[Work required]
Search the records for the word "icon" and pick out every line that has it.

[Page and application data records]
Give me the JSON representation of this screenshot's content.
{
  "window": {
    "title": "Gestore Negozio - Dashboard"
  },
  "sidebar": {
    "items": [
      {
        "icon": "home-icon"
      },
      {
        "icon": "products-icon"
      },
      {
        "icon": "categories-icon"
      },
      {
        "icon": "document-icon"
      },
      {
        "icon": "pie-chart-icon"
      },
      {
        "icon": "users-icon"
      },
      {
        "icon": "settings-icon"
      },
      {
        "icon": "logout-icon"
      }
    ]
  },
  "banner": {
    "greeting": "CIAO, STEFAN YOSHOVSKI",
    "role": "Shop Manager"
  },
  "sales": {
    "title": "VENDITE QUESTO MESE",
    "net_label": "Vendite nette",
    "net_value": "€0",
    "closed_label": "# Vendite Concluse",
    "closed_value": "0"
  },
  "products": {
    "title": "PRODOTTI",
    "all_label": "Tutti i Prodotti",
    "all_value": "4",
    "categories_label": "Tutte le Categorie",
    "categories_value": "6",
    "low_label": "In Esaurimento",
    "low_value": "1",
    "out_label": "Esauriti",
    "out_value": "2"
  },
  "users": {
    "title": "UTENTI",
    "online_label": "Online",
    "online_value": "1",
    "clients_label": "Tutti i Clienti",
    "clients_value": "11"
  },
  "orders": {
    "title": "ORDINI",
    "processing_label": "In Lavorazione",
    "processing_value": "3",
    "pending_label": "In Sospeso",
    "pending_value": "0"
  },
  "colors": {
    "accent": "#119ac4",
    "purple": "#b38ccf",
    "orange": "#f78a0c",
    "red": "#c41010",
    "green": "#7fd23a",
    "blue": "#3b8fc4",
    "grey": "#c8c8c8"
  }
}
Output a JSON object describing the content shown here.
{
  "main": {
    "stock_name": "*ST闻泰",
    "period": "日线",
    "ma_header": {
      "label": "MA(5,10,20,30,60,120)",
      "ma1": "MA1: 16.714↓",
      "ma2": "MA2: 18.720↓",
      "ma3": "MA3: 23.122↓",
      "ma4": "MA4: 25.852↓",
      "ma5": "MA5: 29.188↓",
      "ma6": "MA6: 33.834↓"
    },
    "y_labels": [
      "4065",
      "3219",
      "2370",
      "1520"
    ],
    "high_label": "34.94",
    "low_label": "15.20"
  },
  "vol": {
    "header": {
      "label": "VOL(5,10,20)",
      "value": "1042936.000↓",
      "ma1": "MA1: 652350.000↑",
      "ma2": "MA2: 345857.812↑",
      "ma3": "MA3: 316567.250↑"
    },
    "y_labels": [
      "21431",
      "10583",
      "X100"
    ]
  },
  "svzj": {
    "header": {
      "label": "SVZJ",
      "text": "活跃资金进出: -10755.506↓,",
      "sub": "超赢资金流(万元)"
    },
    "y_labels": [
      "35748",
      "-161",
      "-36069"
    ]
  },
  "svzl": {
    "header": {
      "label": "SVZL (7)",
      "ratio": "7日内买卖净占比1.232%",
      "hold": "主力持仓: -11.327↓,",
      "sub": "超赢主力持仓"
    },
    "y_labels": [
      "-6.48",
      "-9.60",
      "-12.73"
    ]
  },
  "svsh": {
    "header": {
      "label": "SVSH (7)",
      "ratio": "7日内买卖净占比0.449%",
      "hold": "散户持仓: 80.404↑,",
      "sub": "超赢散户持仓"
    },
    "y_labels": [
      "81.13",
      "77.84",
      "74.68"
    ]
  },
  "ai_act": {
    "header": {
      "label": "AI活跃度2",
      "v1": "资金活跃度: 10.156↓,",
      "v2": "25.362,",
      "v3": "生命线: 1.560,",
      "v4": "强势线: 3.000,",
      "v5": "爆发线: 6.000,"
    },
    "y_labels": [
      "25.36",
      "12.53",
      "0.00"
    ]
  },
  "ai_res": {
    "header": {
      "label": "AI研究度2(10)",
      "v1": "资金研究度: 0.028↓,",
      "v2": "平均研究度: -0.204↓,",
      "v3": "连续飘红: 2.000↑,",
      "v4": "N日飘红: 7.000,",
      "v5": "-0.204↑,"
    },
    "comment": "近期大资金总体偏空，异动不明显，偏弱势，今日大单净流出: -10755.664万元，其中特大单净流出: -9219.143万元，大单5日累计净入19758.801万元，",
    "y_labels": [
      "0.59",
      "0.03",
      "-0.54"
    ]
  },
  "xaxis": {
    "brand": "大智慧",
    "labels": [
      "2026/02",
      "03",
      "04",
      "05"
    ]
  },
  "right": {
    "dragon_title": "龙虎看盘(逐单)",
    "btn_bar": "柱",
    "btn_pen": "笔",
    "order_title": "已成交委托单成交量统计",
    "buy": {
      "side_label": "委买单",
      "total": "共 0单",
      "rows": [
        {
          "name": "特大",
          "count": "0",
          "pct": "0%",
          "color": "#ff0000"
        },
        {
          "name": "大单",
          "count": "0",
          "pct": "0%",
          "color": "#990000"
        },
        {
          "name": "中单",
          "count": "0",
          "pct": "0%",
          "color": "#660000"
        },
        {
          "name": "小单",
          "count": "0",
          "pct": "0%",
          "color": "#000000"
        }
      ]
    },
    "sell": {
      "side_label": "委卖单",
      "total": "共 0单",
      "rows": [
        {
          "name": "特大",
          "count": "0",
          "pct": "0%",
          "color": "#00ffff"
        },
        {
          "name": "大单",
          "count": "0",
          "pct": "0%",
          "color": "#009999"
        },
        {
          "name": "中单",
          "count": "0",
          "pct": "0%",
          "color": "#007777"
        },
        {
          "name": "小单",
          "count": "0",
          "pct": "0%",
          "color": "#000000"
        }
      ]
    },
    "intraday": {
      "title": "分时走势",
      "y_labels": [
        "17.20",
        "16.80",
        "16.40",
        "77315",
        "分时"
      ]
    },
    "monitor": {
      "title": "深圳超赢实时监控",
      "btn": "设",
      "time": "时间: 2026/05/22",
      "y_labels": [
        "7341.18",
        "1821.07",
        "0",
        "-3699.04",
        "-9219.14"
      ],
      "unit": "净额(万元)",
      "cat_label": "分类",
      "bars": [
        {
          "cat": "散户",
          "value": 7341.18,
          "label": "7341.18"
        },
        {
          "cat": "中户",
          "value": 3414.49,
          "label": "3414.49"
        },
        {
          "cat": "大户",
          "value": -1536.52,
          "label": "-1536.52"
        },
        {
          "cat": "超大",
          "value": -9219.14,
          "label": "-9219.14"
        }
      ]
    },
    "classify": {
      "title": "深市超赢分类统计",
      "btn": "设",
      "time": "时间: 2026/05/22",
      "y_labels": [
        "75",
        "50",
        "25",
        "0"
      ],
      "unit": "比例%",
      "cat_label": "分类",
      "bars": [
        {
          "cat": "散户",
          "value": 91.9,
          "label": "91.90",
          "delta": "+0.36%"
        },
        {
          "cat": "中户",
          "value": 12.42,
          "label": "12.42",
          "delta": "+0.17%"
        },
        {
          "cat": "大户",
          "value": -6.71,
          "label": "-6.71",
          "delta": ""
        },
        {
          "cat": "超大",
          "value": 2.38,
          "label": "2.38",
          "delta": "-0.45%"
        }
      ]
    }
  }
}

[Task solution]
        "icon": "home-icon"
        "icon": "products-icon"
        "icon": "categories-icon"
        "icon": "document-icon"
        "icon": "pie-chart-icon"
        "icon": "users-icon"
        "icon": "settings-icon"
        "icon": "logout-icon"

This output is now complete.